Full disclosure: my son Noah played tackle football for a few years, and it was some of the most exciting kids’ sports we watched. I’ve been conflicted about the ongoing discussion about whether kids should be allowed to play tackle football. On the one hand, Noah and his teammates were so small that they didn’t hit each other with much force. And they loved playing. On the other, concussions are bad. Luckily, he “retired”, and I wasn’t forced to make a decision.
But I like to think I’m consistent in weighing risks and benefits. Others, however, advocate a “protect the children at all costs” approach.
In an NEJM Perspective piece this week, Kathleen Bachynski calls the AAP to task for its inconsistency with football:
At least 11 U.S. high-school athletes died playing football during the fall 2015 season. Their deaths attracted widespread media attention and provided fodder for ongoing debates over the safety of youth tackle football. In October 2015, the American Academy of Pediatrics (AAP) issued its first policy statement directly addressing tackling in football. The organization’s Council on Sports Medicine and Fitness conducted a review of the literature on tackling and football-related injuries and evaluated the potential effects of limiting or delaying tackling on injury risk. It found that concussions and catastrophic injuries are particularly associated with tackling and that eliminating tackling from football would probably reduce the incidence of concussions, severe injuries, catastrophic injuries, and overall injuries.
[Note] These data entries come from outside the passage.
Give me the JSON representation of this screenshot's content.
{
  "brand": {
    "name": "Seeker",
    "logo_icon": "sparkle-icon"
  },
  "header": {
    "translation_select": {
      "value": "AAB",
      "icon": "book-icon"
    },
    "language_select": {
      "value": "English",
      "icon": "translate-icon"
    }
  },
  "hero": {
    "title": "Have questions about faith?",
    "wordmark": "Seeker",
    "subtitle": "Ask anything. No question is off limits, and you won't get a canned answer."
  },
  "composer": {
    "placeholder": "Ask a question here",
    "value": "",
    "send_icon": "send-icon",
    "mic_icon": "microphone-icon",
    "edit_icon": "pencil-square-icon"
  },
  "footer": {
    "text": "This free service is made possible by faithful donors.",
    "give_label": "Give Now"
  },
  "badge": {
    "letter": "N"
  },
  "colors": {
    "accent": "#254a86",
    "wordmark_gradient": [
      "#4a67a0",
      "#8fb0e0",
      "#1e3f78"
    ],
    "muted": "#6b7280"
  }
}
But rather than recommend that tackling be eliminated in youth football, the AAP committee primarily proposed enhancing adult supervision of the sport. It recommended that officials enforce the rules of the game, that coaches teach young players proper tackling techniques, that physical therapists and other specialists help players strengthen their neck muscles to prevent concussions, and that games and practices be supervised by certified athletic trainers. There is no systematic evidence that tackling techniques believed to be safer, such as the “heads-up” approach promoted by USA Football (amateur football’s national governing body), reduce the incidence of concussions in young athletes. Consequently, the AAP statement acknowledged the need for further study of these approaches. The policy statement also encouraged the expansion of nontackling leagues as another option for young players.
The AAP committee shied away from endorsing the elimination of tackling in youth football, because doing so would fundamentally change the way the game is played. Yet evidence indicates that tackle football in its current form is inconsistent with the AAP mission “to attain optimal physical, mental, and social health and well-being for all infants, children, adolescents and young adults.” Repetitive brain trauma can have serious short- and long-term consequences, including cognitive and attention deficits, headaches, mood disorders, sleep disturbances, and behavioral problems. To significantly reduce the incidence of brain trauma in young people, I believe that physicians should consider endorsing strategies that alter the way football is played.
I’d post the whole thing, but you should probably go over to the NEJM to read it. I’m still not sure where I stand on all of this, but I think her piece is well worth your time. I also think the AAP (and other groups) might need to think about being more consistent in their recommendations.